### DATA FOR THE TASK
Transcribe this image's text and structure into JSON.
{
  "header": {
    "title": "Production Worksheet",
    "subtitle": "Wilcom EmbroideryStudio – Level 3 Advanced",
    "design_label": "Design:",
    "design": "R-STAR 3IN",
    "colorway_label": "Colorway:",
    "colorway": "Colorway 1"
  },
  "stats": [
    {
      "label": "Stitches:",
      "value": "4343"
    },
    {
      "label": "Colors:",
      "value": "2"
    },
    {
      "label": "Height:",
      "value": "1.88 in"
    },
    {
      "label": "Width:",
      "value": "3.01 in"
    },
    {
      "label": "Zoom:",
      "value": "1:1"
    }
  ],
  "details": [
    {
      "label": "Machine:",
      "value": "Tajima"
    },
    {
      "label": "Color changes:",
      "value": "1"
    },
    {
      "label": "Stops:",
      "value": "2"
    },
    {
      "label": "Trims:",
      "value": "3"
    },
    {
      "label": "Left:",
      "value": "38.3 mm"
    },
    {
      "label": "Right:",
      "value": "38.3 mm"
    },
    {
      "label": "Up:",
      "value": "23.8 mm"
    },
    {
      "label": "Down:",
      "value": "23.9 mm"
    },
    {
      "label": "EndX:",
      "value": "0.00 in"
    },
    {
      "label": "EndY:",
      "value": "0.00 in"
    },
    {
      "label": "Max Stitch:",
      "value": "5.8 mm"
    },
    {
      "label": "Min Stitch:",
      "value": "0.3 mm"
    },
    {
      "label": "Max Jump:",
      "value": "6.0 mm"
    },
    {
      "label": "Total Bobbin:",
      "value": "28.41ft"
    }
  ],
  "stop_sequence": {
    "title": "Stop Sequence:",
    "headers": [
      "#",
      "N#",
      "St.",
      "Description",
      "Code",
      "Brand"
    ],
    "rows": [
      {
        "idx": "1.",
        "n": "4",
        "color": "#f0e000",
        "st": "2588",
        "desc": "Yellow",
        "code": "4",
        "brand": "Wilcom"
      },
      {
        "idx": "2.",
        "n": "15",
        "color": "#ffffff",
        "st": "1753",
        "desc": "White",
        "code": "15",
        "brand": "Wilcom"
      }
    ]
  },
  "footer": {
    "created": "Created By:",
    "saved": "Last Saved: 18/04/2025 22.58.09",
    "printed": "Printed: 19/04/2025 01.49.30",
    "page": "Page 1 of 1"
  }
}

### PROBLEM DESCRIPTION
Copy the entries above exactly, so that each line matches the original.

### YOUR SOLUTION
Transcribe this image's text and structure into JSON.
{
  "header": {
    "title": "Production Worksheet",
    "subtitle": "Wilcom EmbroideryStudio – Level 3 Advanced",
    "design_label": "Design:",
    "design": "R-STAR 3IN",
    "colorway_label": "Colorway:",
    "colorway": "Colorway 1"
  },
  "stats": [
    {
      "label": "Stitches:",
      "value": "4343"
    },
    {
      "label": "Colors:",
      "value": "2"
    },
    {
      "label": "Height:",
      "value": "1.88 in"
    },
    {
      "label": "Width:",
      "value": "3.01 in"
    },
    {
      "label": "Zoom:",
      "value": "1:1"
    }
  ],
  "details": [
    {
      "label": "Machine:",
      "value": "Tajima"
    },
    {
      "label": "Color changes:",
      "value": "1"
    },
    {
      "label": "Stops:",
      "value": "2"
    },
    {
      "label": "Trims:",
      "value": "3"
    },
    {
      "label": "Left:",
      "value": "38.3 mm"
    },
    {
      "label": "Right:",
      "value": "38.3 mm"
    },
    {
      "label": "Up:",
      "value": "23.8 mm"
    },
    {
      "label": "Down:",
      "value": "23.9 mm"
    },
    {
      "label": "EndX:",
      "value": "0.00 in"
    },
    {
      "label": "EndY:",
      "value": "0.00 in"
    },
    {
      "label": "Max Stitch:",
      "value": "5.8 mm"
    },
    {
      "label": "Min Stitch:",
      "value": "0.3 mm"
    },
    {
      "label": "Max Jump:",
      "value": "6.0 mm"
    },
    {
      "label": "Total Bobbin:",
      "value": "28.41ft"
    }
  ],
  "stop_sequence": {
    "title": "Stop Sequence:",
    "headers": [
      "#",
      "N#",
      "St.",
      "Description",
      "Code",
      "Brand"
    ],
    "rows": [
      {
        "idx": "1.",
        "n": "4",
        "color": "#f0e000",
        "st": "2588",
        "desc": "Yellow",
        "code": "4",
        "brand": "Wilcom"
      },
      {
        "idx": "2.",
        "n": "15",
        "color": "#ffffff",
        "st": "1753",
        "desc": "White",
        "code": "15",
        "brand": "Wilcom"
      }
    ]
  },
  "footer": {
    "created": "Created By:",
    "saved": "Last Saved: 18/04/2025 22.58.09",
    "printed": "Printed: 19/04/2025 01.49.30",
    "page": "Page 1 of 1"
  }
}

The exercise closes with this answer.